Nature is filled with incredible forces that continue to shock and surprise us. Volcanoes are just one of the many things that demonstrate how powerful Mother Nature can be.
In the last decade alone, we've witnessed some of these hidden monsters in action. Remember the eruption in Iceland back in 2010 that disrupted air travel all throughout Europe? The name of that volcano is a tricky one to pronounce. Can you say, Eyjafjallajökull?
Back in the days of Pompeii, volcano eruptions were mysterious. However, now with so many advancements in technology, we've learned so much about how these forces of nature operate.
That's why this digital volcano is so neat. It lets you descend into the depths of this fiery inferno, without getting hurt.
To give you this inside look, GE has partnered with Quake and the Nicaraguan government with the hope of using science to predict deadly volcanic activity.
Image: Scientists get up close and personal with an active volcano.

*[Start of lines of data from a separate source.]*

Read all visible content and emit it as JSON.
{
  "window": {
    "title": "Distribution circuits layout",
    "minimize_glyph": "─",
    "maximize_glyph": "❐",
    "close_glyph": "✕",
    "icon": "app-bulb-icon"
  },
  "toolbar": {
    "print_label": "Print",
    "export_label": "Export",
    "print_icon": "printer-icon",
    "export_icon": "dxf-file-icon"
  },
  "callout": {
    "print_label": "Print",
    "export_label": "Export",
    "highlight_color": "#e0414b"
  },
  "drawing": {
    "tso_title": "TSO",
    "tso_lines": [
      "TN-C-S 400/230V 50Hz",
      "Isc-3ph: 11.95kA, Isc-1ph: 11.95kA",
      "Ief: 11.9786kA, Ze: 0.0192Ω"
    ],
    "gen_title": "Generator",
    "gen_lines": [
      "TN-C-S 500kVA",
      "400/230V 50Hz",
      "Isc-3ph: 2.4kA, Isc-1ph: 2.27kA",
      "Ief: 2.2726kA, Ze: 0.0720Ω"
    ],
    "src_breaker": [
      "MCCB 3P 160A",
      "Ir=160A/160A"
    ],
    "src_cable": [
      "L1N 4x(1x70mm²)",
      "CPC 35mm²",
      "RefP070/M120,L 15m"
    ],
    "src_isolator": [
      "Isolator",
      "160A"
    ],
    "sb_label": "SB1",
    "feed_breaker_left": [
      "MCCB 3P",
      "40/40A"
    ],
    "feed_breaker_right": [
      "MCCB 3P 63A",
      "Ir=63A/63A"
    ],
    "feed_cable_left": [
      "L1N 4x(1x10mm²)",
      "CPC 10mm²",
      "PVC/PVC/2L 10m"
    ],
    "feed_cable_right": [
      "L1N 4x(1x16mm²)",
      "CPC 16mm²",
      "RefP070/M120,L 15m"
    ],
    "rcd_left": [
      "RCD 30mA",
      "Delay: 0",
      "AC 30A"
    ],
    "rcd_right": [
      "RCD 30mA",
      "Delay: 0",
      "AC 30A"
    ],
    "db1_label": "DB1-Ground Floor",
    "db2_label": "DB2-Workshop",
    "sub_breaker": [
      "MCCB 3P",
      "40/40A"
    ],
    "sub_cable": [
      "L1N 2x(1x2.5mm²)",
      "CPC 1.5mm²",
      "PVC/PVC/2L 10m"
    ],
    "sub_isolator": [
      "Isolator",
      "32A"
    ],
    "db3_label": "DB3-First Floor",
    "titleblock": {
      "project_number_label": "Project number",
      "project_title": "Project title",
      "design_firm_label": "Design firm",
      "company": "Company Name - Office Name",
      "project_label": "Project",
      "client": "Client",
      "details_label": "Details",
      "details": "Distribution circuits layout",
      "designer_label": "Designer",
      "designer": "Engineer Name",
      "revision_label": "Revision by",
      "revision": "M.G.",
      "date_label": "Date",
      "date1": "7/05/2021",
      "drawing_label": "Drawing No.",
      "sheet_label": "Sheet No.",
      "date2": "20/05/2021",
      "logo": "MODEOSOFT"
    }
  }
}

Together, they've put together this interactive tool that shares tons of information about our planet's volcanoes. For example, did you know there are 1,571 active volcanoes on Earth currently? These active volcanoes are located in areas that threaten the lives of around 800 million people. Yikes!
It's for this reason experts are coming together to design early warning systems. Internet of Things gadgets that are making our homes smarter are being considered. Just imagine if your Amazon Echo could warn you if a volcano eruption was about to happen. How many lives could be saved if that warning came early enough to allow people time to evacuate?
As you explore with this tool, you'll learn about the city of Masaya, Nicaragua, which has over 300,000 residents that live around the volcano its named after. This volcano is one of only seven in the world that has an active lava lake, making its stability unpredictable.
The tool guides you through some incredible images captured from this volcano, including video of a lava "waterfall." Beyond that, you'll receive information about how scientists are studying this volcano to gather valuable insight that could save millions of lives in the future.
Image: Exploring the inner workings of a volcano.
To use the tool and take a look at the inner workings of an active volcano, click the blue button below or visit: https://www.ge.com/digitalvolcano/
Once there, keep scrolling down on the page for your interactive tour. Note: You will need to have the most current version of Google Chrome, Firefox or Safari for the tool to work.